But why is it crucial for the media to spear-heard agricultural revolution?
Malawi’s agricultural landscape needs a revolution. It has to go beyond the basics. One only has to check the National Agriculture Policy to have a feel of what this country can achieve through agriculture. Our farming communities are still behind in new innovations as traditional methods still persist. On the other hand, our scientists have great breakthroughs in the labs and greenhouses. For instance, the Lilongwe University of Agriculture and Natural Resources (Luanar) has the highest concentration of professors in the [Sadc] region. That speaks volumes of what a major force we can be in the sector. There is much more that needs to be done to increase funding to science And then the population boom is real. In 2030, it is estimated that the country will have 30 million plus people in Malawi with same area of land, not to mention the everchanging climate and weather challenges we continue to face. Climate change is here to stay, communicating climate change science is critical.
Does this mean the media is not doing enough in reporting agriculture science?
We are not yet there, but we can always do better. Science reporting unlike sports, politics, business, arts and culture-is generally placed on the fringes of mainstream journalism. But without doubt, it is important to expose and educate farmers with the current and updated agriculture information. The growth value alone proves that agriculture in Malawi has the potential to strengthen the economy and has the ability to enhance farmers’ socioeconomic status.
What are the major barriers to effectively communicate agricultural science research in Malawi?
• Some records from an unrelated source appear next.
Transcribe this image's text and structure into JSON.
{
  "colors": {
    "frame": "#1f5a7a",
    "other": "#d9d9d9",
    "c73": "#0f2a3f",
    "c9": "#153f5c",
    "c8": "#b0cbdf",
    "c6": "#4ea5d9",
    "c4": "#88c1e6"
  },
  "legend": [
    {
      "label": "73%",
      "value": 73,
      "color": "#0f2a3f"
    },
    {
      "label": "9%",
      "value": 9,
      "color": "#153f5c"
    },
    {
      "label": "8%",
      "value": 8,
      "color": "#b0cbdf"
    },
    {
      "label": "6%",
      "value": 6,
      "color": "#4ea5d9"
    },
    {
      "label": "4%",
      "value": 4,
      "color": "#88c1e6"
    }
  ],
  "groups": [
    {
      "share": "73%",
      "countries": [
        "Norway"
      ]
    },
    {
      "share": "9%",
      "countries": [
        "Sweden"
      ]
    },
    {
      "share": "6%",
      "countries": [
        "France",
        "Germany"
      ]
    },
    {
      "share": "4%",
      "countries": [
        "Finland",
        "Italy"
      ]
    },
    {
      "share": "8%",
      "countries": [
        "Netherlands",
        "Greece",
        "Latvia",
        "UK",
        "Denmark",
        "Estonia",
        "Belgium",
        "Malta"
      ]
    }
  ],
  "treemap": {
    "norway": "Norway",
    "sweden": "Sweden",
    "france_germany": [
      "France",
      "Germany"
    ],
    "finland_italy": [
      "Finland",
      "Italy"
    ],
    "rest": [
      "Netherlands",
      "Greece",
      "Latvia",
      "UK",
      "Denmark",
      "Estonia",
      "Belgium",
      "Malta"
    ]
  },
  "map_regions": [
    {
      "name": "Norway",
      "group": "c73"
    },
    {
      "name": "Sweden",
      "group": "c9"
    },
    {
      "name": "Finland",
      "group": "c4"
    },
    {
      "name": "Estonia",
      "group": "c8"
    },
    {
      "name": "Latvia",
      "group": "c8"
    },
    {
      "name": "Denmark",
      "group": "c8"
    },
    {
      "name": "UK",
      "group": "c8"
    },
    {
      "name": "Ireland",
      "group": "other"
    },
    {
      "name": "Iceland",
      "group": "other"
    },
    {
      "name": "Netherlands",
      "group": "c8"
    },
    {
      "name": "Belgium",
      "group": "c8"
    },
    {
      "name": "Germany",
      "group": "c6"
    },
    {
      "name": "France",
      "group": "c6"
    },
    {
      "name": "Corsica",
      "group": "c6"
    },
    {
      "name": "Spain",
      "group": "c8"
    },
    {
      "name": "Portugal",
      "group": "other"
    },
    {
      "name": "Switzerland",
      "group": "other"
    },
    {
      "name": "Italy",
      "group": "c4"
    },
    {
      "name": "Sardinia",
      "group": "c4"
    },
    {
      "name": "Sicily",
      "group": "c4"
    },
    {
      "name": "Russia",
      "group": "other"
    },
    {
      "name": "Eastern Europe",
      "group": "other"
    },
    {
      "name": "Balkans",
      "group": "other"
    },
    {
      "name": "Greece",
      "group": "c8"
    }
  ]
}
Close analysis shows that there are various deep-rooted factors that tend to keep science at the bottom of newsgathering, packaging and dissemination. Some of the most difficult challenges facing science reporters are linked to stereotypes and mythsassociated with the work of journalists and scientists-that have yet to be overcome. It is still assumed that when dealing with serious academic, professional and research issues, scientists have their own communication outlets, especially peer-reviewed journals that are inaccessible to the general public.